Below is an image showing what the routes would look like once we apply the route table to SubnetA. As you can see the default route has become invalid and all traffic for 10.2.0.0/16 now routes through an Network Virtual Appliance which has an IP address of 10.2.1.4.


This routes all traffic inside the Virtual network 10.2.0.0/16 to a Network Virtual appliance.

However, we have one more requirement. We don’t require traffic communicating inside Subnet A 10.2.1.0/24 (between Virtual Machines) to be routed to the NVA. But, according to the route we created earlier, all traffic from all subnets will be routed to the NVA.

To resolve scenario 2, we create another route as shown in the image below. The image shows a User Defined Route with destination of 10.2.0.0/24 (SubnetA) and next hop Virtual Network.


This is what the route table looks like now,


We now have two active routes.

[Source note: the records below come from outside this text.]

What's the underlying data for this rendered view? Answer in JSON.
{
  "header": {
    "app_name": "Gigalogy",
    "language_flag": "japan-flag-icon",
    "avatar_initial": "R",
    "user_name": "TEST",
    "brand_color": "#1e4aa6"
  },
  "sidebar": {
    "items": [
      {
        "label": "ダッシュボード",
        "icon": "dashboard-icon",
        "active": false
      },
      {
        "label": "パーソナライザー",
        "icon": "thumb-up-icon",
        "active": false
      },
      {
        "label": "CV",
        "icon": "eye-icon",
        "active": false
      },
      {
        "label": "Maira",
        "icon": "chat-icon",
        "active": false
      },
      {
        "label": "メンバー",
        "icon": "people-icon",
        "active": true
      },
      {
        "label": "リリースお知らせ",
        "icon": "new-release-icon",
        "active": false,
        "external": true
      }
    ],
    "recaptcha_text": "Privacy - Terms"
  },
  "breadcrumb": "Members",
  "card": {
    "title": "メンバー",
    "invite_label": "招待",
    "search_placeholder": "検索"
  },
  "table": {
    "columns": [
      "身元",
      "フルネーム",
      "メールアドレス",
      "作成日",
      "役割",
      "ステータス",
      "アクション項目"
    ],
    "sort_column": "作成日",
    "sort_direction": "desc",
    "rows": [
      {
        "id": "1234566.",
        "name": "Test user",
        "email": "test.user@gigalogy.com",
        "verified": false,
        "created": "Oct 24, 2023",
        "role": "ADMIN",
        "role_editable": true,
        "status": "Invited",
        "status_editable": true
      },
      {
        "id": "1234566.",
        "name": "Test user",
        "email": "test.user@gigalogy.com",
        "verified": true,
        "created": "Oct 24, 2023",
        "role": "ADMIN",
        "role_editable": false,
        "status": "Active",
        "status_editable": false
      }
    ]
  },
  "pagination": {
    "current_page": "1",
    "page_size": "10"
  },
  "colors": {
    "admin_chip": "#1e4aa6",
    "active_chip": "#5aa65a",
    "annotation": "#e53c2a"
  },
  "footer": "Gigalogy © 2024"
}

Traffic for the address prefix 10.2.0.0/16 is routed to the Virtual Appliance. Traffic for the address prefix 10.2.0.0/24 (SubnetA) keeps traffic within the Subnet.

So which user defined route will apply first as both meet the criteria? It’s the one with the longer prefix, in this case CIDR notation 10.2.0.0/24 has a longer prefix and takes priority when traffic is destined for IP’s in the range of 10.2.0.1 – 10.2.0.254 which belongs to SubnetA.

When outbound traffic is sent from a subnet, Azure selects a route based on the destination IP address, using the longest prefix match algorithm. For example, a route table has two routes: One route specifies the 10.2.0.0/24 address prefix, while the other route specifies the 10.2.0.0/16 address prefix. Azure directs traffic destined for 10.2.0.5 to the next hop type specified in the route with the 10.2.0.0/24 address prefix. This process occurs because 10.2.0.0/24 is a longer prefix than 10.2.0.0/16, even though 10.2.0.5 falls within both address prefixes.

So what if there was an IP of 10.2.1.7? Azure directs traffic destined for 10.2.1.7 to the next hop type specified in the route with the 10.2.0.0/16 address prefix. This process occurs because 10.2.1.7 isn’t included in the 10.2.0.0/24 address prefix, making the route with the 10.2.0.0/16 address prefix the longest matching prefix.

If you wish to learn more about longest prefix matching, the following article explains the process in detail. Longest Prefix Match Routing (I am not affiliated with this company).


How to associate a route table to a subnet
Once you have created a route table with your user defined routes, you can attach a route table to a subnet. A route table can be associated to zero or more subnets. Route tables aren’t associated to Virtual Networks. You must associate a route table to each subnet you want the route table associated to.

To associate a route table with a subnet,

1. Search and click Route tables


2. Click the route table you want to associate to a subnet

3. From the left pane, under Settings, click subnets.


4. Click Associate


5. Locate the Subnet and and click OK


and that’s it. I hope you found the post useful.

See you at the next one